[Dataset excerpts]
· · · ·
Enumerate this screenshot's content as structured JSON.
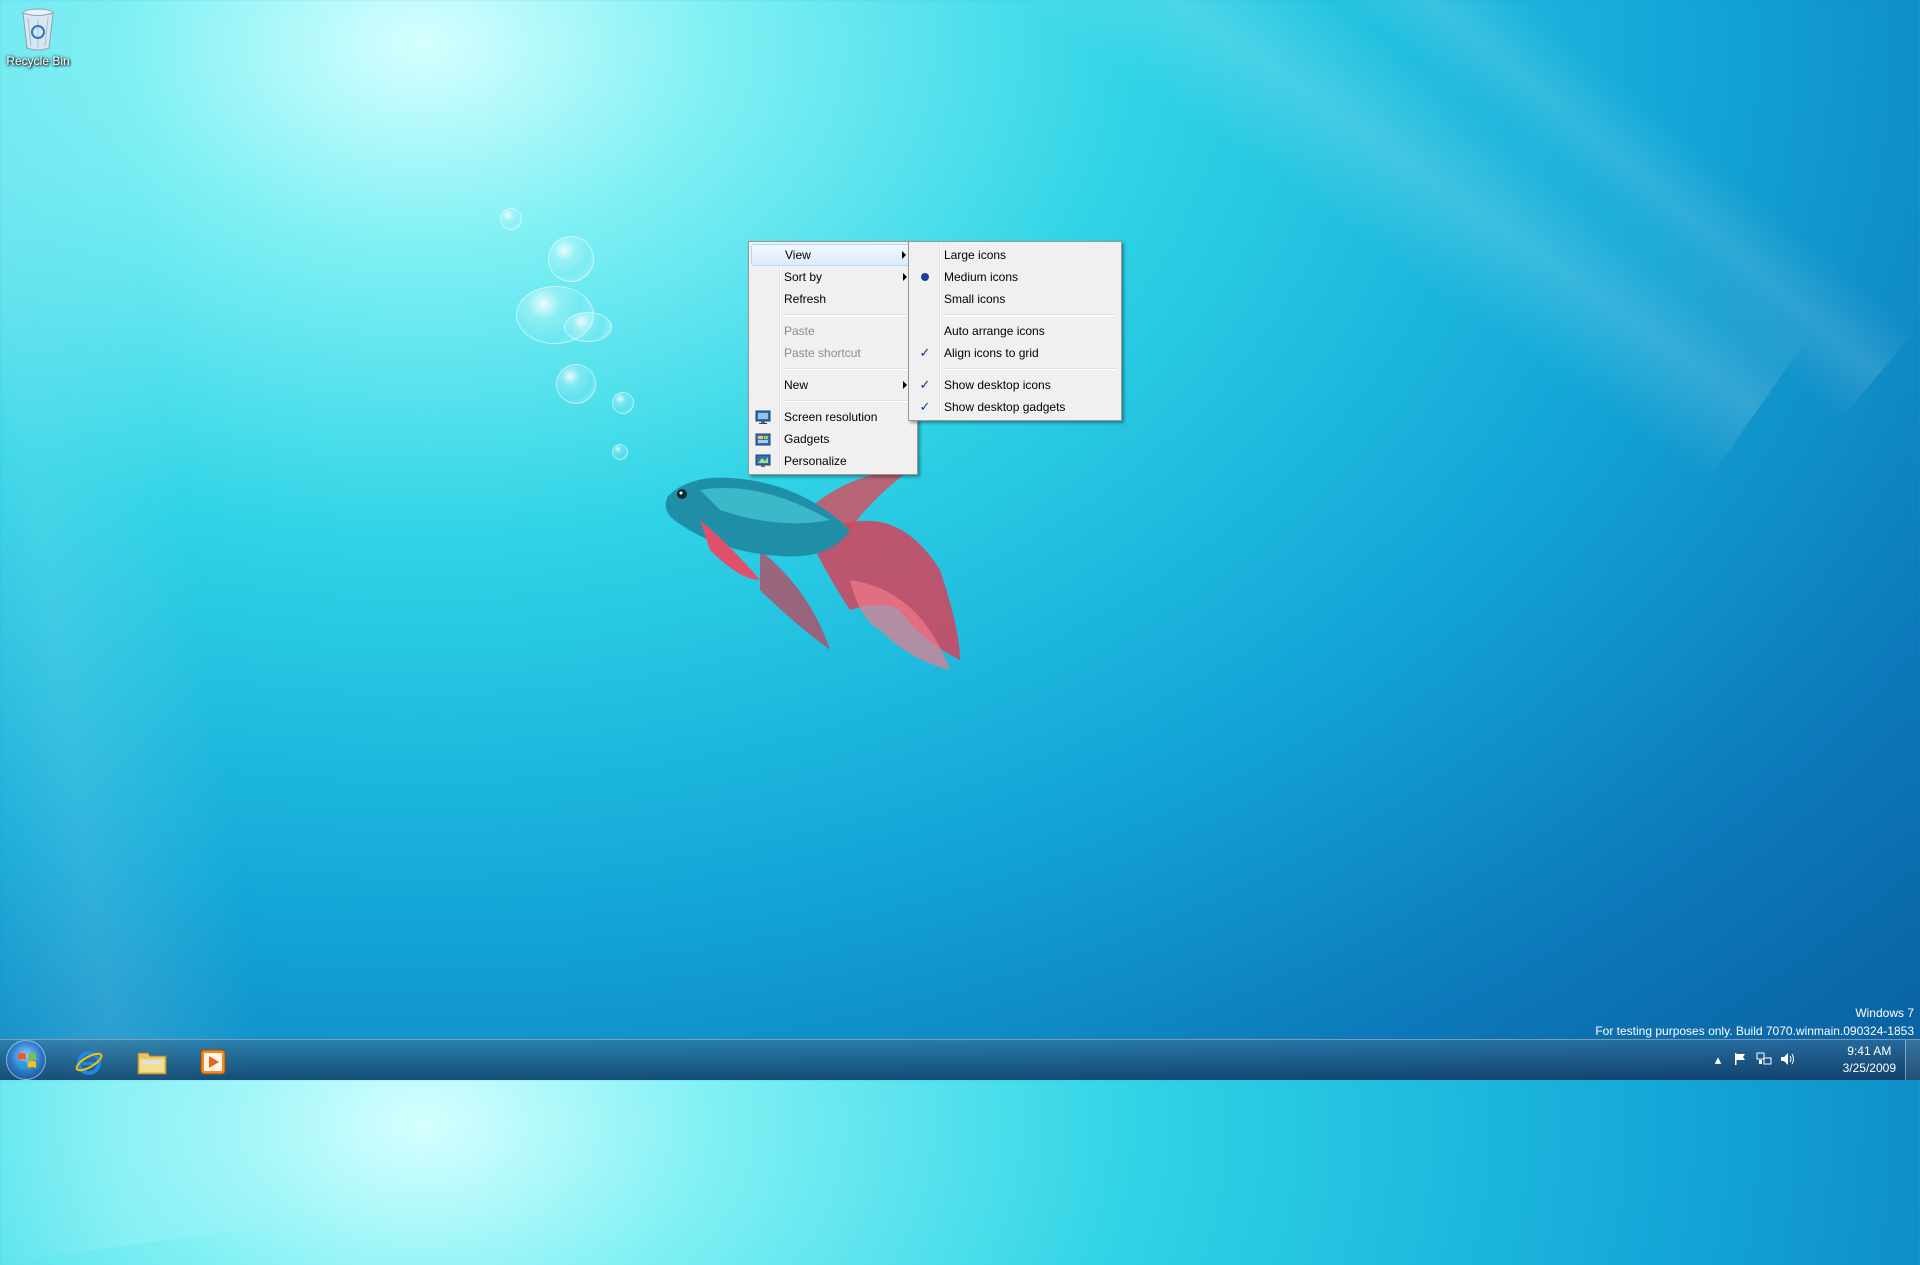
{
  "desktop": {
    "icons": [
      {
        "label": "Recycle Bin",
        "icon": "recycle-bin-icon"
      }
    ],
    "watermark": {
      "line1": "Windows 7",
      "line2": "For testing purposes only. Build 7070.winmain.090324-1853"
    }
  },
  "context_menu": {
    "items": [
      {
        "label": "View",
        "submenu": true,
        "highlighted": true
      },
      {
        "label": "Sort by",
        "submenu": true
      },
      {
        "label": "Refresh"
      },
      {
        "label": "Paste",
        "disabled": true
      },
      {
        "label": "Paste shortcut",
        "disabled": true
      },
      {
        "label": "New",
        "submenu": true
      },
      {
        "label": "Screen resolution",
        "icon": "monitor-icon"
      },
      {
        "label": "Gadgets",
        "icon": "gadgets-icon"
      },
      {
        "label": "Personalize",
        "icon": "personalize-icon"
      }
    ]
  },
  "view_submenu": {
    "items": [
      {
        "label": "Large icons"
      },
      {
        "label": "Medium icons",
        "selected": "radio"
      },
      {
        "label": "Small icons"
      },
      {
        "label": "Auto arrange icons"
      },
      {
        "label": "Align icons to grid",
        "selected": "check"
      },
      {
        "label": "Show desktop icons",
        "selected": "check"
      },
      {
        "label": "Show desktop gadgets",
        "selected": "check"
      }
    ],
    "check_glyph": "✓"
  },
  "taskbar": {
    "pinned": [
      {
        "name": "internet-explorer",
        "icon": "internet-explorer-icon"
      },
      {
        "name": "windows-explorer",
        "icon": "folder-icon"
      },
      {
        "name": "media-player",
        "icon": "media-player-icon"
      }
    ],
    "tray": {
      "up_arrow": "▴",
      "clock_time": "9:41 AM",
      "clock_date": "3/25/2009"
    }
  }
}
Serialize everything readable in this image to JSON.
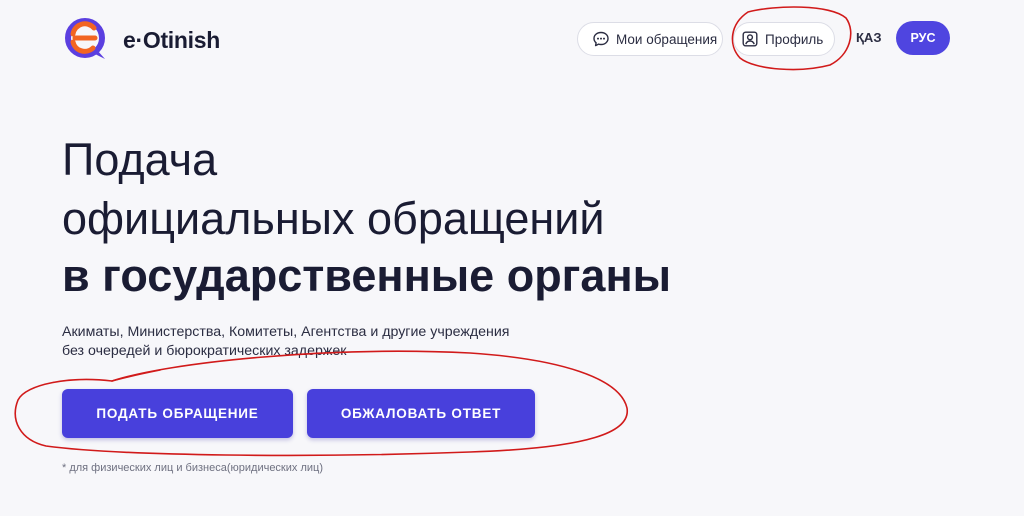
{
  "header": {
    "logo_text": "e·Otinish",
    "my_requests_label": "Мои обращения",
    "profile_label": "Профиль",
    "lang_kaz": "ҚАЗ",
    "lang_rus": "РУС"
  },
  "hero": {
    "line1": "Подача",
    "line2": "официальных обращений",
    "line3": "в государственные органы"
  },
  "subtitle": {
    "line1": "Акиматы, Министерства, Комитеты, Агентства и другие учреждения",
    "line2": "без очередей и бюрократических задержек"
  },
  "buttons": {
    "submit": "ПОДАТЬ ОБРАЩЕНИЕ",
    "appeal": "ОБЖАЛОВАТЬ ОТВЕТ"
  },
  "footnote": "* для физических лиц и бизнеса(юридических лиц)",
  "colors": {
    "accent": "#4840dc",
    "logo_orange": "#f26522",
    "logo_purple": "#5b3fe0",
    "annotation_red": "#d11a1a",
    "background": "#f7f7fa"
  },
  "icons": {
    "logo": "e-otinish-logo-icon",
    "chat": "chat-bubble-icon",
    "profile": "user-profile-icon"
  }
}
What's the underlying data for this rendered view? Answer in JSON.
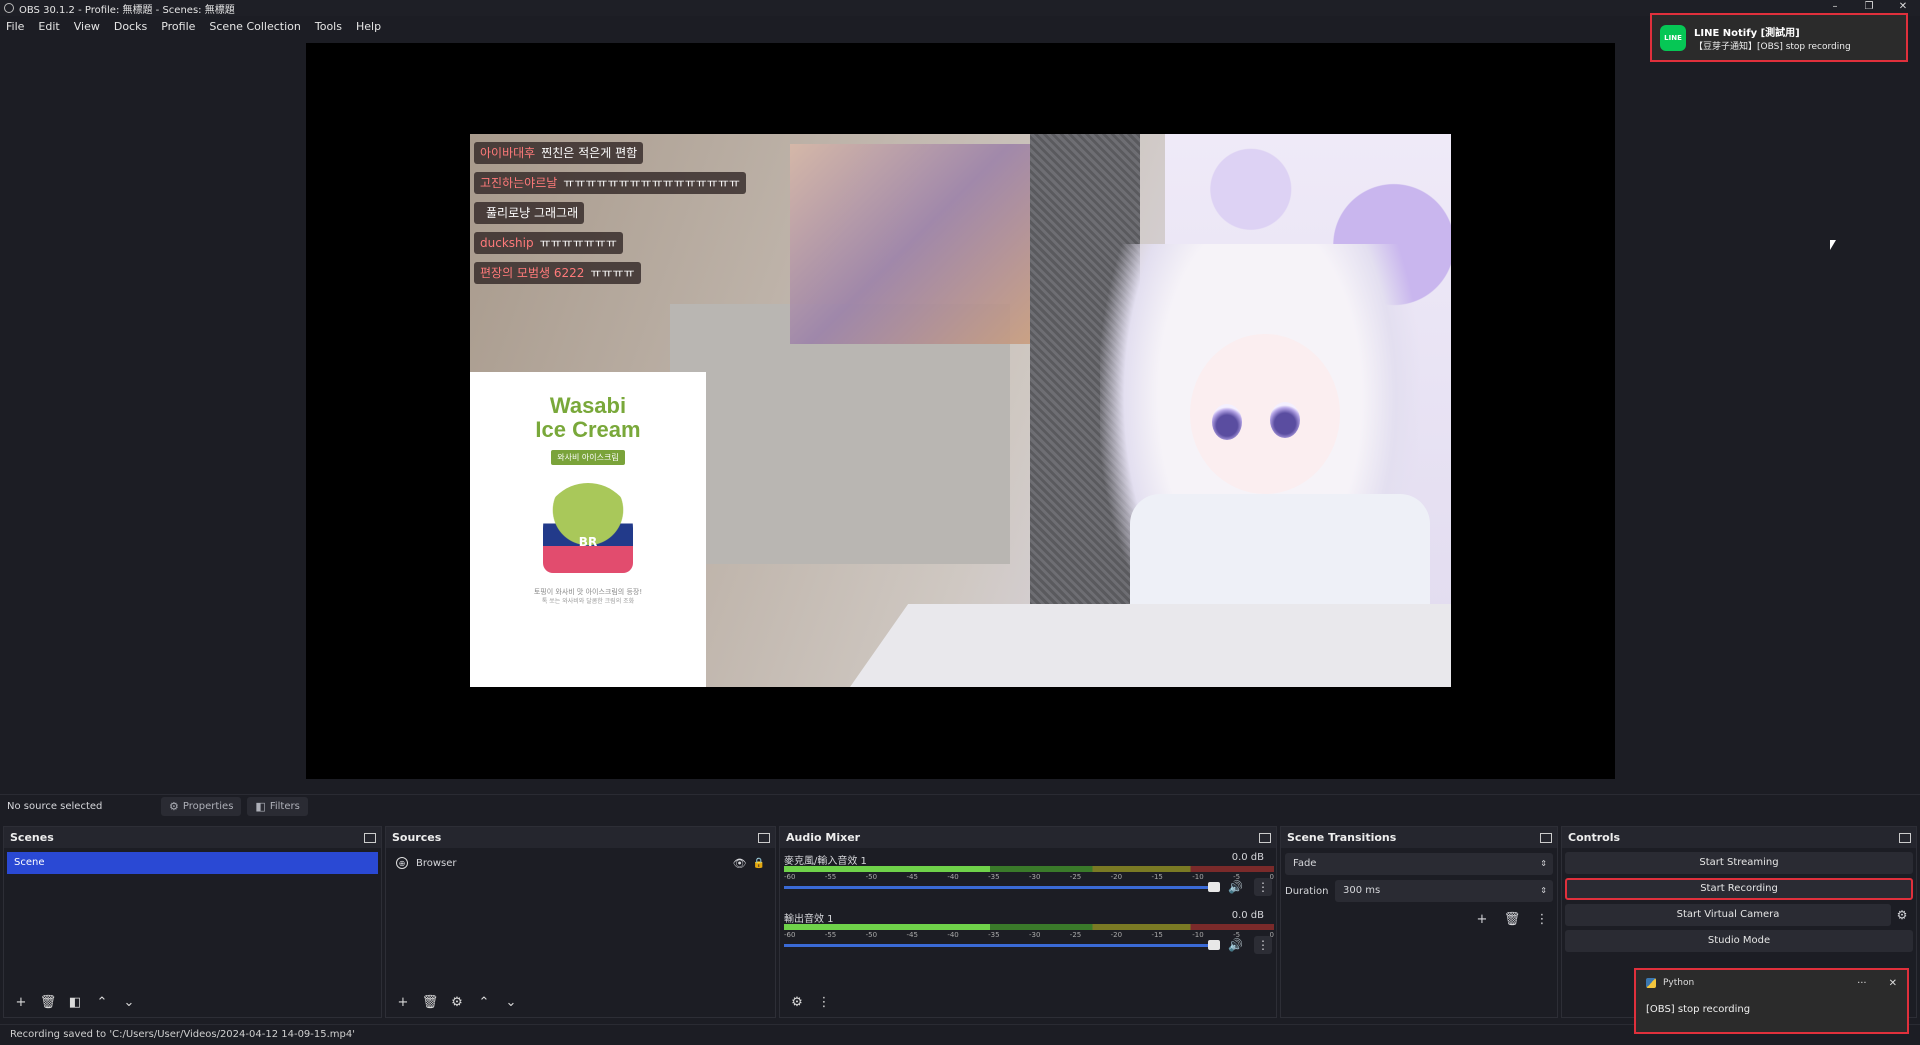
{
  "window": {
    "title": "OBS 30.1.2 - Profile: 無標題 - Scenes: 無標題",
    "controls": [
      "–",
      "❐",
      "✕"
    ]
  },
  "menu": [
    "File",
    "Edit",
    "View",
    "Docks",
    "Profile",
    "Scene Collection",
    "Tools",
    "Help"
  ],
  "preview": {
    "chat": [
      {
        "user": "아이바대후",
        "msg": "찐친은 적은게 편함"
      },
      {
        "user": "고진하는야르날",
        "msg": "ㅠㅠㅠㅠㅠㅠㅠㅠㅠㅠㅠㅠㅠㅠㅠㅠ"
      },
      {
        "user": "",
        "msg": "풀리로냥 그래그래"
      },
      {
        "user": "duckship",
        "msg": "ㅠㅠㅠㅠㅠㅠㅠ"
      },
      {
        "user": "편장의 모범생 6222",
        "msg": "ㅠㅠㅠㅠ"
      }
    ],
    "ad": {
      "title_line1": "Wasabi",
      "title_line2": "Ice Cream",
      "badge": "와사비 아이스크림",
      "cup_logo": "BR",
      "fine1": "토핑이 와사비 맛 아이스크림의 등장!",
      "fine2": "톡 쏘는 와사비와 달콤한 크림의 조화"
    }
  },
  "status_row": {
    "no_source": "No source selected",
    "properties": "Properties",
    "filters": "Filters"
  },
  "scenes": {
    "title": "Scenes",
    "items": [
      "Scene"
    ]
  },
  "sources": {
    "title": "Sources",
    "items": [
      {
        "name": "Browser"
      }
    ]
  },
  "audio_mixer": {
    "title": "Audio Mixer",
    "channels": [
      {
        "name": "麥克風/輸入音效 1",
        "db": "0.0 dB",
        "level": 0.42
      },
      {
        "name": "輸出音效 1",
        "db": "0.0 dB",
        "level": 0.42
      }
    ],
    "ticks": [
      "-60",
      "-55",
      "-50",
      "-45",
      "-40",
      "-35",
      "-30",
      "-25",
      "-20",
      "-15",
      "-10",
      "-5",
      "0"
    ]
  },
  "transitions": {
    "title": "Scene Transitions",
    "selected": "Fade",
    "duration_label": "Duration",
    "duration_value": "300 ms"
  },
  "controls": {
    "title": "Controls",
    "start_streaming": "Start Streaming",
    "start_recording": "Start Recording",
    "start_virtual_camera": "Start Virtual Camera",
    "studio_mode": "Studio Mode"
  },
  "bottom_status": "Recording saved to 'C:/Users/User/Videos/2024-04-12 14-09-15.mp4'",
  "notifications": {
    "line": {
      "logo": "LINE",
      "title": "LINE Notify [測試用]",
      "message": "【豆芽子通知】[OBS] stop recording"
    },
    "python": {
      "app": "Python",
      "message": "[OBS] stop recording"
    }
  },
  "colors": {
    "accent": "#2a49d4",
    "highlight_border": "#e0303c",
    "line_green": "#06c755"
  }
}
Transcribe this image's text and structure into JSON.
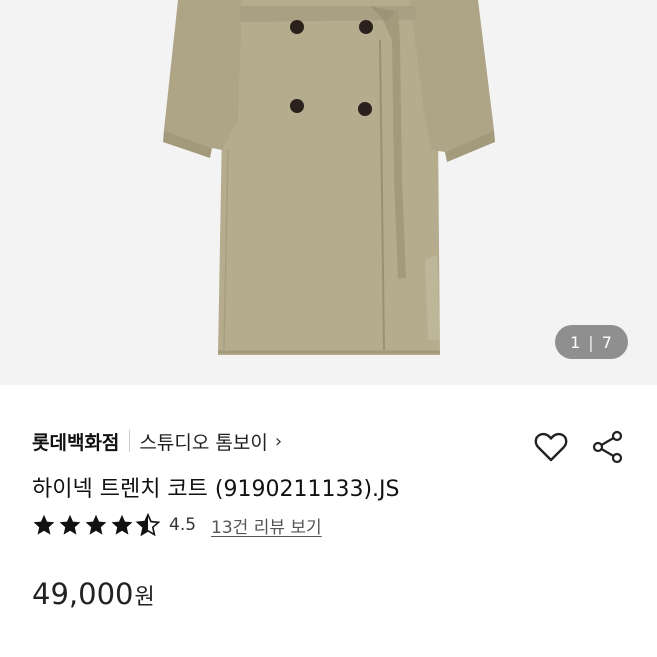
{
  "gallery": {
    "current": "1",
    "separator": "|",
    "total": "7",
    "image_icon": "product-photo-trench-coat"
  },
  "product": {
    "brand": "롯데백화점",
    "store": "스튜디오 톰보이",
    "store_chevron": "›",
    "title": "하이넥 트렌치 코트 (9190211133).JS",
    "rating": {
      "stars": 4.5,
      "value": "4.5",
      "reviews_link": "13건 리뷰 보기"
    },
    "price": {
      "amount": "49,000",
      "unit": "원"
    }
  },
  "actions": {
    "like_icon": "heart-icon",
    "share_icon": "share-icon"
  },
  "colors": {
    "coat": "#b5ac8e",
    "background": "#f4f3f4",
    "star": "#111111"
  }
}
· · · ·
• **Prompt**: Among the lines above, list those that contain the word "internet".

• **Final answer**:
        "name": "internet-explorer",
        "icon": "internet-explorer-icon"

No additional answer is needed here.